Hi everyone, after use PBO to speed up download data from gpu, I copy pixel data to another memory area, but this make very slow:
ByteBuffer pixelsBuffer = (ByteBuffer) GLES30.glMapBufferRange(GLES30.GL_PIXEL_PACK_BUFFER, 0, mViewWidth * mViewHeight * 4, GLES30.GL_MAP_READ_BIT);
/* send pixelsBuffer to JNI and do memcpy(): take ~20ms for copy frame (1980x1080). If this is memcpy from user-space to user-space memory it will take ~3ms */
Try using a fence (glFenceSync, glClientWaitSync) to ensure that the command which fills the buffer (glReadPixels?) has completed before attempting to read from the buffer.
On desktop, typically glMapBuffer (and similar) will block if you try to map a buffer which is a target of pending commands. But it’s possible for an implementation to map the buffer immediately then block if you try to read data before it’s available.
You mentioned OpenGL ES. Which GPU are you targeting? Assuming a mobile GPU…
Mobile (tile-based) GPUs are absolutely dependent for good performance on being able to defer all rasterization work for a framebuffer until after all vertex transform work for that same framebuffer (0-2 frames later). If you request the pixels for a frame on the same frame you submitted the draw commands for it, you’re going to trigger a long stall – whether you use a PBO or not.
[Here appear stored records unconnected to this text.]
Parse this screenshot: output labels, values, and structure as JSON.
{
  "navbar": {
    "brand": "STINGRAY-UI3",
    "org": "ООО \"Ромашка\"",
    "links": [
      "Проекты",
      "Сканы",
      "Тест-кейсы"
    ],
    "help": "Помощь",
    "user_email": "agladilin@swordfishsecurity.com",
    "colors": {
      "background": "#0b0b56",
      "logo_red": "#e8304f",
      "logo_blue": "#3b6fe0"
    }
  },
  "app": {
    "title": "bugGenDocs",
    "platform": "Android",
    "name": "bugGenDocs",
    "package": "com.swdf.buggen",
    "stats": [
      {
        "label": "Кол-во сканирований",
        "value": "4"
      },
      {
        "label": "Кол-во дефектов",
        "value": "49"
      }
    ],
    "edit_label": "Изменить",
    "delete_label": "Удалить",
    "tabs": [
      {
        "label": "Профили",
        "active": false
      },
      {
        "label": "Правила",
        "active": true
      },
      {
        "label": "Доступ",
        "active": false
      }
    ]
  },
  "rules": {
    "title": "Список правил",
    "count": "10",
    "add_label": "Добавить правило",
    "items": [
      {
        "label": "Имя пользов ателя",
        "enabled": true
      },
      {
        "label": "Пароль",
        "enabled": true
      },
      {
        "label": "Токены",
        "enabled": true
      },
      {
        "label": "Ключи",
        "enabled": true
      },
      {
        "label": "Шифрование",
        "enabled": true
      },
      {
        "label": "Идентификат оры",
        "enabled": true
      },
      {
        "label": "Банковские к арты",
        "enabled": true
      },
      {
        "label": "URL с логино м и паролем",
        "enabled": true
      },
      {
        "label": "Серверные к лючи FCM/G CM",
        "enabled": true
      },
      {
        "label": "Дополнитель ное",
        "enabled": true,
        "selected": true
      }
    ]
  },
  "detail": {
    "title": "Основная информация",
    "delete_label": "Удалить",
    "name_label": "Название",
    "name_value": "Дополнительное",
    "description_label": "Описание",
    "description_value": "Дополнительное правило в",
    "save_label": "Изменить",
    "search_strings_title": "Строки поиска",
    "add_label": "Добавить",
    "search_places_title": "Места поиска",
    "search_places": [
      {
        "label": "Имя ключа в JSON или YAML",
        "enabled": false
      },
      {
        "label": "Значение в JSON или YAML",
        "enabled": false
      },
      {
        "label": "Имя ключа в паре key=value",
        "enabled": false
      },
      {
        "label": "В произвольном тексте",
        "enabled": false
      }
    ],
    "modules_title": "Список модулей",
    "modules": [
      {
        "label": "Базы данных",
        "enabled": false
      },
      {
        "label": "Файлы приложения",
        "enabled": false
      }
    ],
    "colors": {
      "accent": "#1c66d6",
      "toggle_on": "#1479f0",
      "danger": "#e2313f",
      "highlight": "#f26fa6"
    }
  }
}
The OpenGL ES Programming Guide from your GPU vendor should describe how to optimize these kinds of readbacks. The typical approach is to create a ring buffer of 3-4 separate PBOs, and never read back to the CPU the results of a frame until 3 or 4 frames have elapsed. That is, this frame’s readback should readback the pixels for the frame 3 or 4 frames ago. So each frame: render frame, copy pixels into PBO N, readback pixels from PBO N-3. The idea is to give the GPU plenty of time to finish rendering and populating the frame at its own pace, without forcing a full pipeline flush and a stall (implicit synchronization).
Related: Your frame timings yield ~3ms for the pure CPU memcpy cost and ~20ms for the GL-ES readback (the way you’re doing it anyway). I don’t know if you noticed, but 16.66ms + 3ms ~= 20ms. So your CPU draw thread is being forced to block for 1 display frame interval to get that pixel data back (waiting for the queued frame to finish rasterization most likely). Proper use of a ring buffer of PBOs for the readback will let you get rid of that 1 frame of blocked time on your draw thread.
Also, garden-variety MapBuffer in GL-ES is a blocking call in many OpenGL ES drivers, triggering a stall / implicit sync. Again, check the vendor’s GL-ES Programming Guide to details on how to minimize/avoid these stalls for pixel readbacks. Some mobile GPU vendors’ GLES drivers support MAP_UNSYNC to avoid these stalls, but you have to be very careful with that (as on deskside) to avoid stepping on the driver’s toes.